  7. The Pima County Consolidated Justice Court is committed to providing language access training opportunities for all judicial officers and staff. Training and learning opportunities currently offered will be expanded or continued as needed. Those opportunities include:
      • Diversity Training;
      • Cultural competency training;
      • LAP training;
      • New employee orientation training; and,
      • Judicial officer orientation on the use of court interpreters and language competency provided by the AOC;
      • The court’s full time interpreter is a member of ACIA which provides quarterly continuous educational training; and
      • AOC’s Language Access in the Courtroom Training DVD (6/2014)
  8. Public Outreach and Education
  9. To communicate with the court’s LEP constituents on various legal issues of importance to the community and to make them aware of services available to all language speakers, the Pima County Consolidated Justice Court provides community outreach and education and seeks input from its LEP constituency to further improve services. Outreach and education efforts include:
    • In partnership with Pima Community College to provide information regarding access to court services at the annual bilingual fair
    • The court’s full time interpreter forms part of the Translations Studies Program Advisory Committee which make recommendations how to best reach and serve the LEP community
    • In collaboration with the City of Tucson, the court participates on the City of Tucson Oral Interpretation Services Written/Audio Translation & Transcriptions Services to provide the LEP community adequate interpreter services
  10. Formal Complaint Process
  11. If an LEP court customer believes meaningful access to the courts was not provided to them, they may choose to file a complaint with the trial court’s Language Access Plan Coordinator. The complaint form is attached in both English and Spanish.

  12. Public Notification and Evaluation of LAP
    1. LAP Approval and Notification
    2. The Pima County Consolidated Justice Court’s LAP is approved by the presiding judge and court executive officer. Upon approval, please forward a copy to the AOC Court Services Division. Any revisions to the plan will be submitted to the presiding judge and court executive officer for approval, and then forwarded to the AOC. Copies of the Pima County Consolidated Justice Court’s LAP are available on our website at www.jp.pima.gov and will be provided to the public on request.
    3. Annual Evaluation of the LAP
    4. The Pima County Consolidated Justice Court will routinely assess whether changes to the LAP are needed. The plan may be changed or updated at any time but reviewed not less frequently than once a year.
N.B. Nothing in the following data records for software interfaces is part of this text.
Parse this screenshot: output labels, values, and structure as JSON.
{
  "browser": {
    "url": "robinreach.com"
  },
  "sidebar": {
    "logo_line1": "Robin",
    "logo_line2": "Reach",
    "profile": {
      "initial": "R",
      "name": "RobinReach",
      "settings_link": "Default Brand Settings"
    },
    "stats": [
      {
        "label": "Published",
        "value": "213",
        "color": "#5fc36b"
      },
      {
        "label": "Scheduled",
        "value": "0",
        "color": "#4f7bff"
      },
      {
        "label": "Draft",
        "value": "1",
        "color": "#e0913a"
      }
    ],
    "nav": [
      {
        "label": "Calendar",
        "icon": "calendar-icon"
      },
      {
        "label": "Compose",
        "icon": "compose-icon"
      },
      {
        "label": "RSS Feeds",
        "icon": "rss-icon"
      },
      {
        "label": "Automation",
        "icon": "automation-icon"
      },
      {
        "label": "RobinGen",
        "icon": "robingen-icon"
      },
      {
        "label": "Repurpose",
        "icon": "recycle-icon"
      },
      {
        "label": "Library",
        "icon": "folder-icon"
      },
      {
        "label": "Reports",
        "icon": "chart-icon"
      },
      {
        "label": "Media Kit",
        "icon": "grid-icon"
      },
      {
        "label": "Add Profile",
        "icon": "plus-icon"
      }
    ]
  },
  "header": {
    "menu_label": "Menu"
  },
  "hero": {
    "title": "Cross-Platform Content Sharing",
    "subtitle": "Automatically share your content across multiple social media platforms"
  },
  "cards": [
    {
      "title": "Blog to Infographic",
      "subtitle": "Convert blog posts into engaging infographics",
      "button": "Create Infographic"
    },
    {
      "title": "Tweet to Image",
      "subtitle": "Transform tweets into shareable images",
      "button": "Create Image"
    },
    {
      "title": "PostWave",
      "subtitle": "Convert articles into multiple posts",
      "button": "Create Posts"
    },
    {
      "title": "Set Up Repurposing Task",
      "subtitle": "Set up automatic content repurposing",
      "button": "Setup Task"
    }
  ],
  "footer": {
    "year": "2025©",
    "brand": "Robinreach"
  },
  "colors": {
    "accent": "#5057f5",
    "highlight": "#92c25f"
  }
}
      Each year the court's Court Operations Manager will review the effectiveness of the court's LAP and update it as necessary. The evaluation will include identification of any problem areas and development of corrective action strategies. Elements of the evaluation will include:
      • Number of LEP persons requesting court interpreters and language assistance;
      • Assessment of current language needs to determine if additional services or translated materials should be provided;
      • Assessment of whether court staff adequately understand LEP policies and procedures and how to carry them out;
      • Review of feedback from court employee training sessions; and,
      • Customer satisfaction feedback.
    5. Trial Court Language Access Plan Coordinator:
    6. Micci Tilton, Deputy Court Administrator
      Pima County Consolidated Justice Court
      240 N. Stone Ave.
      Tucson AZ 85701
    7. AOC Language Access Contact:
    8. Carol Mitchell, Court Access Specialist
      Court Services Division
      Administrative Office of the Courts
      1501 W. Washington Street, Suite 410
      Phoenix, AZ 85007
      (602) 452-3965, cmitchell@courts.az.gov
    9. LAP Effective date: January 1, 2012.
    10. Revised June 17, 2014
    11. Approved by:
      Doug Kooi, Court Administrator
      Maria Felix, Administrative Presiding Judge
* AOC Language Identification Cards:

Language Identification Card 1

Language Identification Card 2

Language Identification Card 3

Language Identification Card 4